Exercise brief: An exact copy of all the data below is required.
=== Extracted entries ===
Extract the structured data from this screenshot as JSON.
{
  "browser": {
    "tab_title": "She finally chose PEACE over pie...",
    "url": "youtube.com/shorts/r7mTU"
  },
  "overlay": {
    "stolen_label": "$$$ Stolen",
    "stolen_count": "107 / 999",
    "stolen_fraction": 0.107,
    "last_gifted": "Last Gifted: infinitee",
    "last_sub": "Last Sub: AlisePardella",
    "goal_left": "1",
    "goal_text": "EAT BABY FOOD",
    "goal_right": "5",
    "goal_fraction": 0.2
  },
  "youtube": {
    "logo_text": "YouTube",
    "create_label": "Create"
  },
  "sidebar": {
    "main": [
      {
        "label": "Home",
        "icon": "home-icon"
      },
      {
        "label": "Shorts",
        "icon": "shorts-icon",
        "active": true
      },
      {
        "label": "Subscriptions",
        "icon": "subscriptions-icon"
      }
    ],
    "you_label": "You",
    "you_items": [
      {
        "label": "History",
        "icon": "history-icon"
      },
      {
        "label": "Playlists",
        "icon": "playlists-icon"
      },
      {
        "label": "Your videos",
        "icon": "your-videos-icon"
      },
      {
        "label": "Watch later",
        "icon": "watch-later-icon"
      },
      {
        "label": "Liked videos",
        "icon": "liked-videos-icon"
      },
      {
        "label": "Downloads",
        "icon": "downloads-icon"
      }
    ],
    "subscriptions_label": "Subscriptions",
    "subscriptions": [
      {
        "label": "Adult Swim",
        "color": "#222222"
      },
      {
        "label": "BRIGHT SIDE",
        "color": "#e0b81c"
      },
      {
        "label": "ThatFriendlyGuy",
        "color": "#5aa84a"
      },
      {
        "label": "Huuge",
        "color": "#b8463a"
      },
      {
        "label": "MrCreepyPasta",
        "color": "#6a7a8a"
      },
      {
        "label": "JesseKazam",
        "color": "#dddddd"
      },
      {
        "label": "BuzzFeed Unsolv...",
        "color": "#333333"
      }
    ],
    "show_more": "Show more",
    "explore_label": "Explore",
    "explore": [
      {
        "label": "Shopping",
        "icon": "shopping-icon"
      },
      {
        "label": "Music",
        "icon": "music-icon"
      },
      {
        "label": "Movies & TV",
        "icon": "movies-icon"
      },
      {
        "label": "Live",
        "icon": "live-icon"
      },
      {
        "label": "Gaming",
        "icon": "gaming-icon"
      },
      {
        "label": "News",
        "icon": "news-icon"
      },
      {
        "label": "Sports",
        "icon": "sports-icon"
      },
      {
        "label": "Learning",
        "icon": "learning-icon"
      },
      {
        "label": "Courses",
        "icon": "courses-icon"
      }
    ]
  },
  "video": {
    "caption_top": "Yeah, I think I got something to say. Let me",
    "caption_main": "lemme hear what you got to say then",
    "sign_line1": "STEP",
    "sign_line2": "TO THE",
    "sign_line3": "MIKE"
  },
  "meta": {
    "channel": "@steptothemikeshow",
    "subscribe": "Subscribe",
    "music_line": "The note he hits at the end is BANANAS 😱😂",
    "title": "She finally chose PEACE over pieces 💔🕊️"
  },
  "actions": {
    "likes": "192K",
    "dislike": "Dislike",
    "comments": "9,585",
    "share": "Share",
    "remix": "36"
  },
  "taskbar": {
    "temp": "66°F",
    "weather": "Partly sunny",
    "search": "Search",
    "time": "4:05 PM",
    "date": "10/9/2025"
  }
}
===
Task response:
Extract the structured data from this screenshot as JSON.
{
  "browser": {
    "tab_title": "She finally chose PEACE over pie...",
    "url": "youtube.com/shorts/r7mTU"
  },
  "overlay": {
    "stolen_label": "$$$ Stolen",
    "stolen_count": "107 / 999",
    "stolen_fraction": 0.107,
    "last_gifted": "Last Gifted: infinitee",
    "last_sub": "Last Sub: AlisePardella",
    "goal_left": "1",
    "goal_text": "EAT BABY FOOD",
    "goal_right": "5",
    "goal_fraction": 0.2
  },
  "youtube": {
    "logo_text": "YouTube",
    "create_label": "Create"
  },
  "sidebar": {
    "main": [
      {
        "label": "Home",
        "icon": "home-icon"
      },
      {
        "label": "Shorts",
        "icon": "shorts-icon",
        "active": true
      },
      {
        "label": "Subscriptions",
        "icon": "subscriptions-icon"
      }
    ],
    "you_label": "You",
    "you_items": [
      {
        "label": "History",
        "icon": "history-icon"
      },
      {
        "label": "Playlists",
        "icon": "playlists-icon"
      },
      {
        "label": "Your videos",
        "icon": "your-videos-icon"
      },
      {
        "label": "Watch later",
        "icon": "watch-later-icon"
      },
      {
        "label": "Liked videos",
        "icon": "liked-videos-icon"
      },
      {
        "label": "Downloads",
        "icon": "downloads-icon"
      }
    ],
    "subscriptions_label": "Subscriptions",
    "subscriptions": [
      {
        "label": "Adult Swim",
        "color": "#222222"
      },
      {
        "label": "BRIGHT SIDE",
        "color": "#e0b81c"
      },
      {
        "label": "ThatFriendlyGuy",
        "color": "#5aa84a"
      },
      {
        "label": "Huuge",
        "color": "#b8463a"
      },
      {
        "label": "MrCreepyPasta",
        "color": "#6a7a8a"
      },
      {
        "label": "JesseKazam",
        "color": "#dddddd"
      },
      {
        "label": "BuzzFeed Unsolv...",
        "color": "#333333"
      }
    ],
    "show_more": "Show more",
    "explore_label": "Explore",
    "explore": [
      {
        "label": "Shopping",
        "icon": "shopping-icon"
      },
      {
        "label": "Music",
        "icon": "music-icon"
      },
      {
        "label": "Movies & TV",
        "icon": "movies-icon"
      },
      {
        "label": "Live",
        "icon": "live-icon"
      },
      {
        "label": "Gaming",
        "icon": "gaming-icon"
      },
      {
        "label": "News",
        "icon": "news-icon"
      },
      {
        "label": "Sports",
        "icon": "sports-icon"
      },
      {
        "label": "Learning",
        "icon": "learning-icon"
      },
      {
        "label": "Courses",
        "icon": "courses-icon"
      }
    ]
  },
  "video": {
    "caption_top": "Yeah, I think I got something to say. Let me",
    "caption_main": "lemme hear what you got to say then",
    "sign_line1": "STEP",
    "sign_line2": "TO THE",
    "sign_line3": "MIKE"
  },
  "meta": {
    "channel": "@steptothemikeshow",
    "subscribe": "Subscribe",
    "music_line": "The note he hits at the end is BANANAS 😱😂",
    "title": "She finally chose PEACE over pieces 💔🕊️"
  },
  "actions": {
    "likes": "192K",
    "dislike": "Dislike",
    "comments": "9,585",
    "share": "Share",
    "remix": "36"
  },
  "taskbar": {
    "temp": "66°F",
    "weather": "Partly sunny",
    "search": "Search",
    "time": "4:05 PM",
    "date": "10/9/2025"
  }
}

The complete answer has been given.